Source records
"""

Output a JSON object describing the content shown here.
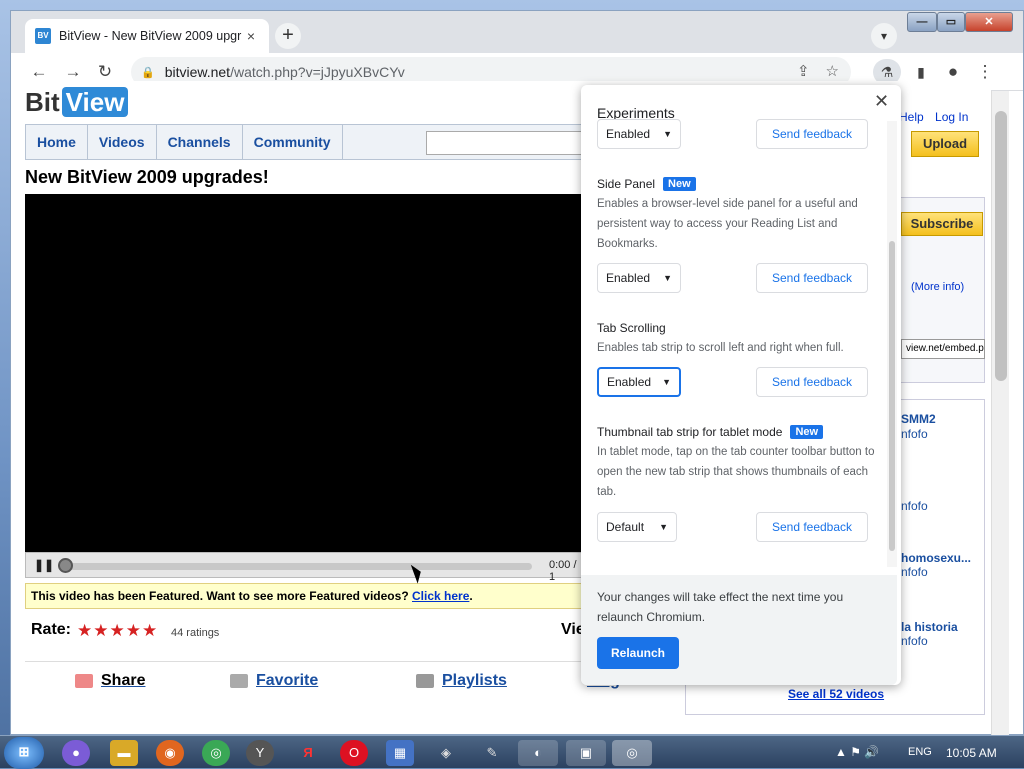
{
  "browser": {
    "tab_title": "BitView - New BitView 2009 upgr",
    "tab_close": "×",
    "new_tab": "+",
    "url_host": "bitview.net",
    "url_path": "/watch.php?v=jJpyuXBvCYv"
  },
  "site": {
    "logo_bit": "Bit",
    "logo_view": "View",
    "top_links": [
      "Help",
      "Log In"
    ],
    "nav": [
      "Home",
      "Videos",
      "Channels",
      "Community"
    ],
    "upload": "Upload",
    "video_title": "New BitView 2009 upgrades!",
    "time": "0:00 / 1",
    "featured_text": "This video has been Featured. Want to see more Featured videos?",
    "featured_link": "Click here",
    "rate_label": "Rate:",
    "ratings": "44 ratings",
    "views_label": "Vie",
    "rating_value": 4.5,
    "actions": [
      "Share",
      "Favorite",
      "Playlists",
      "Flag"
    ],
    "subscribe": "Subscribe",
    "more_info": "(More info)",
    "embed": "view.net/embed.p",
    "related": [
      {
        "title": "SMM2",
        "sub": "nfofo"
      },
      {
        "title": "",
        "sub": "nfofo"
      },
      {
        "title": "homosexu...",
        "sub": "nfofo"
      },
      {
        "title": "la historia",
        "sub": "nfofo"
      }
    ],
    "see_all": "See all 52 videos"
  },
  "experiments": {
    "header": "Experiments",
    "items": [
      {
        "name": "",
        "badge": "",
        "desc": "",
        "value": "Enabled",
        "feedback": "Send feedback"
      },
      {
        "name": "Side Panel",
        "badge": "New",
        "desc": "Enables a browser-level side panel for a useful and persistent way to access your Reading List and Bookmarks.",
        "value": "Enabled",
        "feedback": "Send feedback"
      },
      {
        "name": "Tab Scrolling",
        "badge": "",
        "desc": "Enables tab strip to scroll left and right when full.",
        "value": "Enabled",
        "feedback": "Send feedback"
      },
      {
        "name": "Thumbnail tab strip for tablet mode",
        "badge": "New",
        "desc": "In tablet mode, tap on the tab counter toolbar button to open the new tab strip that shows thumbnails of each tab.",
        "value": "Default",
        "feedback": "Send feedback"
      }
    ],
    "footer": "Your changes will take effect the next time you relaunch Chromium.",
    "relaunch": "Relaunch"
  },
  "taskbar": {
    "lang": "ENG",
    "clock": "10:05 AM"
  }
}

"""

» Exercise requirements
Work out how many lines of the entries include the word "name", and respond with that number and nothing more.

» Result
4